https://www.barrons.com/articles/stocks-catch-a-cold-after-fed-stops-expanding-its-balance-sheet-51579916069?mod=hp_DAY_1 (or go to https://peakcontent.s3-us-west-2.amazonaws.com/+Peak+Commentary/04-06-20_Barrons-Stocks_Catch_a_Cold_After_Fed_Stop_Expanding_Its_Balance_Sheet-Footnote_8.pdf)

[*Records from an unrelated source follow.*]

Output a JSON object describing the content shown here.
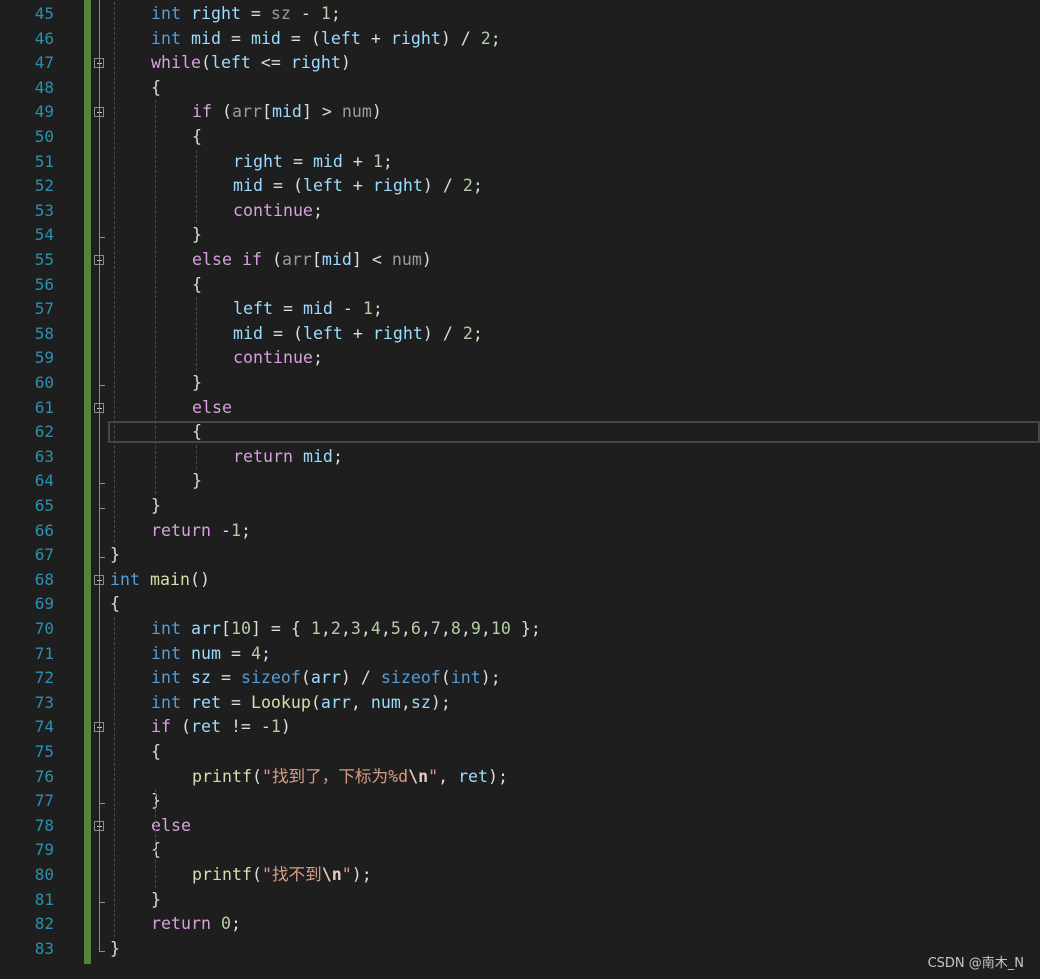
{
  "editor": {
    "lines": [
      {
        "n": "45",
        "t": [
          [
            "kw",
            "int"
          ],
          [
            "punc",
            " "
          ],
          [
            "var",
            "right"
          ],
          [
            "punc",
            " = "
          ],
          [
            "param",
            "sz"
          ],
          [
            "punc",
            " - "
          ],
          [
            "num",
            "1"
          ],
          [
            "punc",
            ";"
          ]
        ]
      },
      {
        "n": "46",
        "t": [
          [
            "kw",
            "int"
          ],
          [
            "punc",
            " "
          ],
          [
            "var",
            "mid"
          ],
          [
            "punc",
            " = "
          ],
          [
            "var",
            "mid"
          ],
          [
            "punc",
            " = ("
          ],
          [
            "var",
            "left"
          ],
          [
            "punc",
            " + "
          ],
          [
            "var",
            "right"
          ],
          [
            "punc",
            ") / "
          ],
          [
            "num",
            "2"
          ],
          [
            "punc",
            ";"
          ]
        ]
      },
      {
        "n": "47",
        "t": [
          [
            "ctl",
            "while"
          ],
          [
            "punc",
            "("
          ],
          [
            "var",
            "left"
          ],
          [
            "punc",
            " <= "
          ],
          [
            "var",
            "right"
          ],
          [
            "punc",
            ")"
          ]
        ]
      },
      {
        "n": "48",
        "t": [
          [
            "punc",
            "{"
          ]
        ]
      },
      {
        "n": "49",
        "t": [
          [
            "ctl",
            "if"
          ],
          [
            "punc",
            " ("
          ],
          [
            "param",
            "arr"
          ],
          [
            "punc",
            "["
          ],
          [
            "var",
            "mid"
          ],
          [
            "punc",
            "] > "
          ],
          [
            "param",
            "num"
          ],
          [
            "punc",
            ")"
          ]
        ]
      },
      {
        "n": "50",
        "t": [
          [
            "punc",
            "{"
          ]
        ]
      },
      {
        "n": "51",
        "t": [
          [
            "var",
            "right"
          ],
          [
            "punc",
            " = "
          ],
          [
            "var",
            "mid"
          ],
          [
            "punc",
            " + "
          ],
          [
            "num",
            "1"
          ],
          [
            "punc",
            ";"
          ]
        ]
      },
      {
        "n": "52",
        "t": [
          [
            "var",
            "mid"
          ],
          [
            "punc",
            " = ("
          ],
          [
            "var",
            "left"
          ],
          [
            "punc",
            " + "
          ],
          [
            "var",
            "right"
          ],
          [
            "punc",
            ") / "
          ],
          [
            "num",
            "2"
          ],
          [
            "punc",
            ";"
          ]
        ]
      },
      {
        "n": "53",
        "t": [
          [
            "ctl",
            "continue"
          ],
          [
            "punc",
            ";"
          ]
        ]
      },
      {
        "n": "54",
        "t": [
          [
            "punc",
            "}"
          ]
        ]
      },
      {
        "n": "55",
        "t": [
          [
            "ctl",
            "else"
          ],
          [
            "punc",
            " "
          ],
          [
            "ctl",
            "if"
          ],
          [
            "punc",
            " ("
          ],
          [
            "param",
            "arr"
          ],
          [
            "punc",
            "["
          ],
          [
            "var",
            "mid"
          ],
          [
            "punc",
            "] < "
          ],
          [
            "param",
            "num"
          ],
          [
            "punc",
            ")"
          ]
        ]
      },
      {
        "n": "56",
        "t": [
          [
            "punc",
            "{"
          ]
        ]
      },
      {
        "n": "57",
        "t": [
          [
            "var",
            "left"
          ],
          [
            "punc",
            " = "
          ],
          [
            "var",
            "mid"
          ],
          [
            "punc",
            " - "
          ],
          [
            "num",
            "1"
          ],
          [
            "punc",
            ";"
          ]
        ]
      },
      {
        "n": "58",
        "t": [
          [
            "var",
            "mid"
          ],
          [
            "punc",
            " = ("
          ],
          [
            "var",
            "left"
          ],
          [
            "punc",
            " + "
          ],
          [
            "var",
            "right"
          ],
          [
            "punc",
            ") / "
          ],
          [
            "num",
            "2"
          ],
          [
            "punc",
            ";"
          ]
        ]
      },
      {
        "n": "59",
        "t": [
          [
            "ctl",
            "continue"
          ],
          [
            "punc",
            ";"
          ]
        ]
      },
      {
        "n": "60",
        "t": [
          [
            "punc",
            "}"
          ]
        ]
      },
      {
        "n": "61",
        "t": [
          [
            "ctl",
            "else"
          ]
        ]
      },
      {
        "n": "62",
        "t": [
          [
            "punc",
            "{"
          ]
        ]
      },
      {
        "n": "63",
        "t": [
          [
            "ctl",
            "return"
          ],
          [
            "punc",
            " "
          ],
          [
            "var",
            "mid"
          ],
          [
            "punc",
            ";"
          ]
        ]
      },
      {
        "n": "64",
        "t": [
          [
            "punc",
            "}"
          ]
        ]
      },
      {
        "n": "65",
        "t": [
          [
            "punc",
            "}"
          ]
        ]
      },
      {
        "n": "66",
        "t": [
          [
            "ctl",
            "return"
          ],
          [
            "punc",
            " -"
          ],
          [
            "num",
            "1"
          ],
          [
            "punc",
            ";"
          ]
        ]
      },
      {
        "n": "67",
        "t": [
          [
            "punc",
            "}"
          ]
        ]
      },
      {
        "n": "68",
        "t": [
          [
            "kw",
            "int"
          ],
          [
            "punc",
            " "
          ],
          [
            "fn",
            "main"
          ],
          [
            "punc",
            "()"
          ]
        ]
      },
      {
        "n": "69",
        "t": [
          [
            "punc",
            "{"
          ]
        ]
      },
      {
        "n": "70",
        "t": [
          [
            "kw",
            "int"
          ],
          [
            "punc",
            " "
          ],
          [
            "var",
            "arr"
          ],
          [
            "punc",
            "["
          ],
          [
            "num",
            "10"
          ],
          [
            "punc",
            "] = { "
          ],
          [
            "num",
            "1"
          ],
          [
            "punc",
            ","
          ],
          [
            "num",
            "2"
          ],
          [
            "punc",
            ","
          ],
          [
            "num",
            "3"
          ],
          [
            "punc",
            ","
          ],
          [
            "num",
            "4"
          ],
          [
            "punc",
            ","
          ],
          [
            "num",
            "5"
          ],
          [
            "punc",
            ","
          ],
          [
            "num",
            "6"
          ],
          [
            "punc",
            ","
          ],
          [
            "num",
            "7"
          ],
          [
            "punc",
            ","
          ],
          [
            "num",
            "8"
          ],
          [
            "punc",
            ","
          ],
          [
            "num",
            "9"
          ],
          [
            "punc",
            ","
          ],
          [
            "num",
            "10"
          ],
          [
            "punc",
            " };"
          ]
        ]
      },
      {
        "n": "71",
        "t": [
          [
            "kw",
            "int"
          ],
          [
            "punc",
            " "
          ],
          [
            "var",
            "num"
          ],
          [
            "punc",
            " = "
          ],
          [
            "num",
            "4"
          ],
          [
            "punc",
            ";"
          ]
        ]
      },
      {
        "n": "72",
        "t": [
          [
            "kw",
            "int"
          ],
          [
            "punc",
            " "
          ],
          [
            "var",
            "sz"
          ],
          [
            "punc",
            " = "
          ],
          [
            "kw",
            "sizeof"
          ],
          [
            "punc",
            "("
          ],
          [
            "var",
            "arr"
          ],
          [
            "punc",
            ") / "
          ],
          [
            "kw",
            "sizeof"
          ],
          [
            "punc",
            "("
          ],
          [
            "kw",
            "int"
          ],
          [
            "punc",
            ");"
          ]
        ]
      },
      {
        "n": "73",
        "t": [
          [
            "kw",
            "int"
          ],
          [
            "punc",
            " "
          ],
          [
            "var",
            "ret"
          ],
          [
            "punc",
            " = "
          ],
          [
            "fn",
            "Lookup"
          ],
          [
            "punc",
            "("
          ],
          [
            "var",
            "arr"
          ],
          [
            "punc",
            ", "
          ],
          [
            "var",
            "num"
          ],
          [
            "punc",
            ","
          ],
          [
            "var",
            "sz"
          ],
          [
            "punc",
            ");"
          ]
        ]
      },
      {
        "n": "74",
        "t": [
          [
            "ctl",
            "if"
          ],
          [
            "punc",
            " ("
          ],
          [
            "var",
            "ret"
          ],
          [
            "punc",
            " != -"
          ],
          [
            "num",
            "1"
          ],
          [
            "punc",
            ")"
          ]
        ]
      },
      {
        "n": "75",
        "t": [
          [
            "punc",
            "{"
          ]
        ]
      },
      {
        "n": "76",
        "t": [
          [
            "fn",
            "printf"
          ],
          [
            "punc",
            "("
          ],
          [
            "str",
            "\"找到了，下标为%d"
          ],
          [
            "esc",
            "\\n"
          ],
          [
            "str",
            "\""
          ],
          [
            "punc",
            ", "
          ],
          [
            "var",
            "ret"
          ],
          [
            "punc",
            ");"
          ]
        ]
      },
      {
        "n": "77",
        "t": [
          [
            "punc",
            "}"
          ]
        ]
      },
      {
        "n": "78",
        "t": [
          [
            "ctl",
            "else"
          ]
        ]
      },
      {
        "n": "79",
        "t": [
          [
            "punc",
            "{"
          ]
        ]
      },
      {
        "n": "80",
        "t": [
          [
            "fn",
            "printf"
          ],
          [
            "punc",
            "("
          ],
          [
            "str",
            "\"找不到"
          ],
          [
            "esc",
            "\\n"
          ],
          [
            "str",
            "\""
          ],
          [
            "punc",
            ");"
          ]
        ]
      },
      {
        "n": "81",
        "t": [
          [
            "punc",
            "}"
          ]
        ]
      },
      {
        "n": "82",
        "t": [
          [
            "ctl",
            "return"
          ],
          [
            "punc",
            " "
          ],
          [
            "num",
            "0"
          ],
          [
            "punc",
            ";"
          ]
        ]
      },
      {
        "n": "83",
        "t": [
          [
            "punc",
            "}"
          ]
        ]
      }
    ]
  },
  "watermark": "CSDN @南木_N"
}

https://www.barrons.com/articles/dow-jones-industrial-average-gains-846-points-in-comeback-week-51581124626 (or go to https://peakcontent.s3-us-west-2.amazonaws.com/+Peak+Commentary/04-06-20_Barrons_Coronavirus-Slower_Growth-The_Dow_Just_had_a_Spectacular_Week-Footnote_9.pdf)
https://www.washingtonpost.com/business/2020/03/09/coronavirus-panic-stunning-market-declines-fan-recession-fears/ (or go to https://peakcontent.s3-us-west-2.amazonaws.com/+Peak+Commentary/04-06-20_TheWashingtonPost-Coronavirus_Panic_Stunning_Market_Declines_Fan_Recession_Fears-Footnote_11.pdf)
https://www.barrons.com/articles/dow-jones-industrial-average-drops-584-points-for-week-why-thats-progress-51585963044?mod=hp_LEAD_2 (or go to https://peakcontent.s3-us-west-2.amazonaws.com/+Peak+Commentary/04-06-20_Barrons-The_Dow_Dropped_584_Points_this_Week-Why_Thats_Good_News-Footnote-13.pdf)
https://www.washingtonpost.com/opinions/2020/03/23/yes-this-business-still-has-your-email-heres-how-were-responding-covid-19/ (or go to https://peakcontent.s3-us-west-2.amazonaws.com/+Peak+Commentary/04-06-20_TheWashingtonPost-Yes_this_Business_Still_has_Your_Email-Heres_How_Were_Responding_to_COVID-19-Footnote_14.pdf)
After Earth, Sony Pictures released May 31, 2013 (USA)